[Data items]
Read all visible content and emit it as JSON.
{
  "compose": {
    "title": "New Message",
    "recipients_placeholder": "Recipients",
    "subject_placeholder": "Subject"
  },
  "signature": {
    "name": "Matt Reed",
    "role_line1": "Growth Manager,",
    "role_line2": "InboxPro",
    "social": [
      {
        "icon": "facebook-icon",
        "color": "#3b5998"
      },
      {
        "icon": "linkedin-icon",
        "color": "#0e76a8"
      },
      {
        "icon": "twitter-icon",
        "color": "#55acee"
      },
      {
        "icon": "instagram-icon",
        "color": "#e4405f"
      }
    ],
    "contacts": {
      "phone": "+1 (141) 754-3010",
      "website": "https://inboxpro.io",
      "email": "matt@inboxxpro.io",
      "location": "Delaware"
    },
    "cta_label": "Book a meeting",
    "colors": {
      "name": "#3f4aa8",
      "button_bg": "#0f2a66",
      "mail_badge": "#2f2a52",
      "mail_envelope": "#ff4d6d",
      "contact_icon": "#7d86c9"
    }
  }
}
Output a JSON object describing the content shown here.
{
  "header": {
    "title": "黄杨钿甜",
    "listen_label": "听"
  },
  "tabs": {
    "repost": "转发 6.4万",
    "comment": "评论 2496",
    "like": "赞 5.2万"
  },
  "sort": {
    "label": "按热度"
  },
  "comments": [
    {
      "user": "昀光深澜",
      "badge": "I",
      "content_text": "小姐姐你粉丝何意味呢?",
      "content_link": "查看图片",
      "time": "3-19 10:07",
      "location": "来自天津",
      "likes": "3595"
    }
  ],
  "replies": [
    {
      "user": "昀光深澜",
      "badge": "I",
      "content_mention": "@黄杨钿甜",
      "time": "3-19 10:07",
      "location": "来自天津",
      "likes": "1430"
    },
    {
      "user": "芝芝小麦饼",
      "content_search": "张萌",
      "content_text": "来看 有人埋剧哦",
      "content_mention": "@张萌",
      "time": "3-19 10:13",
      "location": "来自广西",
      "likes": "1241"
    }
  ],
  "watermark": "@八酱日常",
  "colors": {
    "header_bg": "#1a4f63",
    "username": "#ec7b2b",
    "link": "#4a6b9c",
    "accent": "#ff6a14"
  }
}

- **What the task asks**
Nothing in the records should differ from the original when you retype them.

- **Answer to the exercise**
Read all visible content and emit it as JSON.
{
  "compose": {
    "title": "New Message",
    "recipients_placeholder": "Recipients",
    "subject_placeholder": "Subject"
  },
  "signature": {
    "name": "Matt Reed",
    "role_line1": "Growth Manager,",
    "role_line2": "InboxPro",
    "social": [
      {
        "icon": "facebook-icon",
        "color": "#3b5998"
      },
      {
        "icon": "linkedin-icon",
        "color": "#0e76a8"
      },
      {
        "icon": "twitter-icon",
        "color": "#55acee"
      },
      {
        "icon": "instagram-icon",
        "color": "#e4405f"
      }
    ],
    "contacts": {
      "phone": "+1 (141) 754-3010",
      "website": "https://inboxpro.io",
      "email": "matt@inboxxpro.io",
      "location": "Delaware"
    },
    "cta_label": "Book a meeting",
    "colors": {
      "name": "#3f4aa8",
      "button_bg": "#0f2a66",
      "mail_badge": "#2f2a52",
      "mail_envelope": "#ff4d6d",
      "contact_icon": "#7d86c9"
    }
  }
}
Output a JSON object describing the content shown here.
{
  "header": {
    "title": "黄杨钿甜",
    "listen_label": "听"
  },
  "tabs": {
    "repost": "转发 6.4万",
    "comment": "评论 2496",
    "like": "赞 5.2万"
  },
  "sort": {
    "label": "按热度"
  },
  "comments": [
    {
      "user": "昀光深澜",
      "badge": "I",
      "content_text": "小姐姐你粉丝何意味呢?",
      "content_link": "查看图片",
      "time": "3-19 10:07",
      "location": "来自天津",
      "likes": "3595"
    }
  ],
  "replies": [
    {
      "user": "昀光深澜",
      "badge": "I",
      "content_mention": "@黄杨钿甜",
      "time": "3-19 10:07",
      "location": "来自天津",
      "likes": "1430"
    },
    {
      "user": "芝芝小麦饼",
      "content_search": "张萌",
      "content_text": "来看 有人埋剧哦",
      "content_mention": "@张萌",
      "time": "3-19 10:13",
      "location": "来自广西",
      "likes": "1241"
    }
  ],
  "watermark": "@八酱日常",
  "colors": {
    "header_bg": "#1a4f63",
    "username": "#ec7b2b",
    "link": "#4a6b9c",
    "accent": "#ff6a14"
  }
}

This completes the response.